10. The National Portrait Gallery
The National Portrait Gallery is home to the world’s largest collection of personalities and faces, from the late Middle Ages to the present day. Artists featured range from Holbein to Hockney, and visitors are able to come face to face with British history’s most influential people in the form of paintings, sculptures, photography and video. The National Portrait Gallery has a diverse range of exhibitions, free events and a rooftop restaurant with breathtaking views across the London skyline. www.npg.org.uk
11. Museum of London
The Museum of London offers an unforgettable journey through the capital’s turbulent past. Visitors can discover prehistoric London, how the city changed under the Romans and Saxons, wonder at medieval London and examine the years when London was ravaged by civil wars, plague and fire. The Galleries of Modern London allow visitors to walk the streets of Victorian London, take a stroll in recreated pleasure gardens and marvel at the magnificent Lord Mayor’s Coach.
12. Imperial War Museum

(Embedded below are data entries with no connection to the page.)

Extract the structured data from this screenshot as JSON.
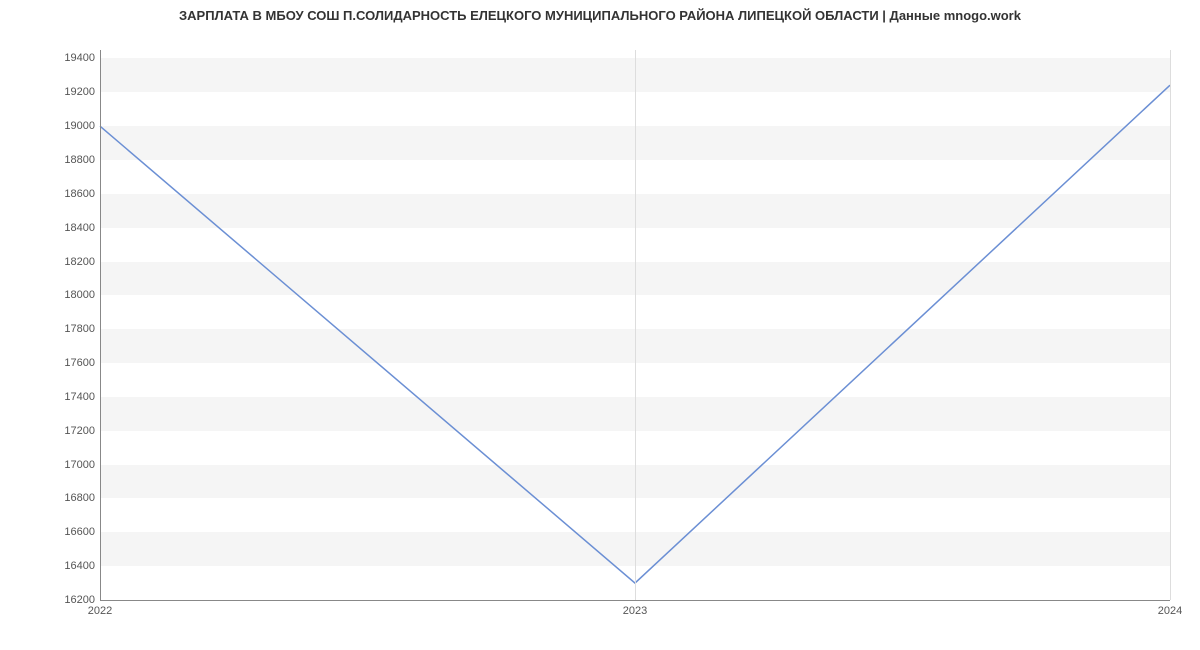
{
  "chart_data": {
    "type": "line",
    "title": "ЗАРПЛАТА В МБОУ СОШ П.СОЛИДАРНОСТЬ ЕЛЕЦКОГО МУНИЦИПАЛЬНОГО РАЙОНА ЛИПЕЦКОЙ ОБЛАСТИ | Данные mnogo.work",
    "x": [
      2022,
      2023,
      2024
    ],
    "values": [
      19000,
      16300,
      19242
    ],
    "x_ticks": [
      2022,
      2023,
      2024
    ],
    "y_ticks": [
      16200,
      16400,
      16600,
      16800,
      17000,
      17200,
      17400,
      17600,
      17800,
      18000,
      18200,
      18400,
      18600,
      18800,
      19000,
      19200,
      19400
    ],
    "xlim": [
      2022,
      2024
    ],
    "ylim": [
      16200,
      19450
    ],
    "line_color": "#6b8fd4"
  }
}
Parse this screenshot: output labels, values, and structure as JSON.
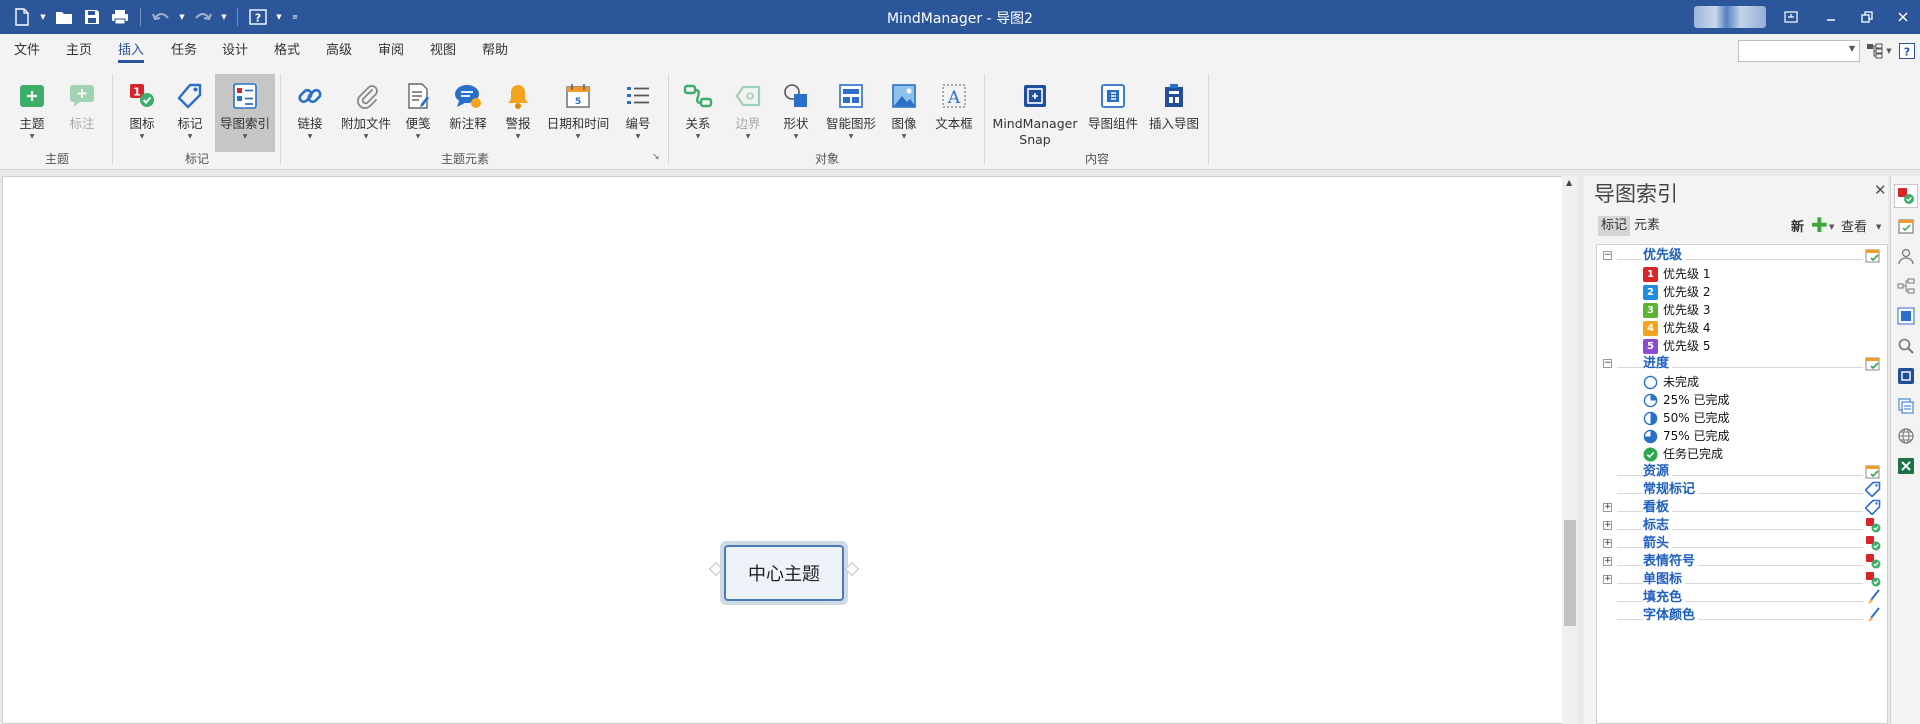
{
  "title_bar": {
    "app_title": "MindManager - 导图2"
  },
  "quick_access": [
    "new-file-icon",
    "open-folder-icon",
    "save-icon",
    "print-icon",
    "undo-icon",
    "redo-icon",
    "help-icon"
  ],
  "menu_tabs": [
    {
      "label": "文件"
    },
    {
      "label": "主页"
    },
    {
      "label": "插入",
      "active": true
    },
    {
      "label": "任务"
    },
    {
      "label": "设计"
    },
    {
      "label": "格式"
    },
    {
      "label": "高级"
    },
    {
      "label": "审阅"
    },
    {
      "label": "视图"
    },
    {
      "label": "帮助"
    }
  ],
  "ribbon": {
    "buttons": {
      "topic": "主题",
      "callout": "标注",
      "icon": "图标",
      "tag": "标记",
      "map_index": "导图索引",
      "link": "链接",
      "attach": "附加文件",
      "notes": "便笺",
      "new_comment": "新注释",
      "alarm": "警报",
      "datetime": "日期和时间",
      "numbering": "编号",
      "relationship": "关系",
      "boundary": "边界",
      "shape": "形状",
      "smart_shape": "智能图形",
      "image": "图像",
      "textbox": "文本框",
      "snap_1": "MindManager",
      "snap_2": "Snap",
      "map_parts": "导图组件",
      "insert_map": "插入导图"
    },
    "groups": {
      "topics": "主题",
      "markers": "标记",
      "topic_elements": "主题元素",
      "objects": "对象",
      "content": "内容"
    }
  },
  "canvas": {
    "central_topic": "中心主题"
  },
  "panel": {
    "title": "导图索引",
    "tabs": {
      "markers": "标记",
      "elements": "元素"
    },
    "new_label": "新",
    "view_label": "查看",
    "categories": {
      "priority": "优先级",
      "progress": "进度",
      "resources": "资源",
      "general_tags": "常规标记",
      "kanban": "看板",
      "flags": "标志",
      "arrows": "箭头",
      "emoticons": "表情符号",
      "single_icons": "单图标",
      "fill_color": "填充色",
      "font_color": "字体颜色"
    },
    "priority_items": [
      {
        "num": "1",
        "label": "优先级 1",
        "color": "#d9252a"
      },
      {
        "num": "2",
        "label": "优先级 2",
        "color": "#1e8fe0"
      },
      {
        "num": "3",
        "label": "优先级 3",
        "color": "#5cb531"
      },
      {
        "num": "4",
        "label": "优先级 4",
        "color": "#f3a31c"
      },
      {
        "num": "5",
        "label": "优先级 5",
        "color": "#8a4dd1"
      }
    ],
    "progress_items": [
      {
        "label": "未完成",
        "percent": 0
      },
      {
        "label": "25% 已完成",
        "percent": 25
      },
      {
        "label": "50% 已完成",
        "percent": 50
      },
      {
        "label": "75% 已完成",
        "percent": 75
      },
      {
        "label": "任务已完成",
        "percent": 100
      }
    ]
  },
  "colors": {
    "title_bar": "#2b579a",
    "accent": "#2b579a",
    "category_text": "#1f5fbf",
    "task_done": "#2ea84a",
    "progress_blue": "#2a70c9"
  }
}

The Imperial War Museum tells the stories of people’s experiences of war from World War I to the present day. The galleries depict what life was like during both world wars, at home and abroad, from a frontline trench to a blitzed street in 1940. The Large Exhibits Gallery shows the impact of modern warfare on people and places. The Holocaust Exhibition traces the Nazi persecution and murder of Jews, and the extraordinary stories of bravery behind Victoria Cross and George Cross in the Lord Ashcroft Gallery.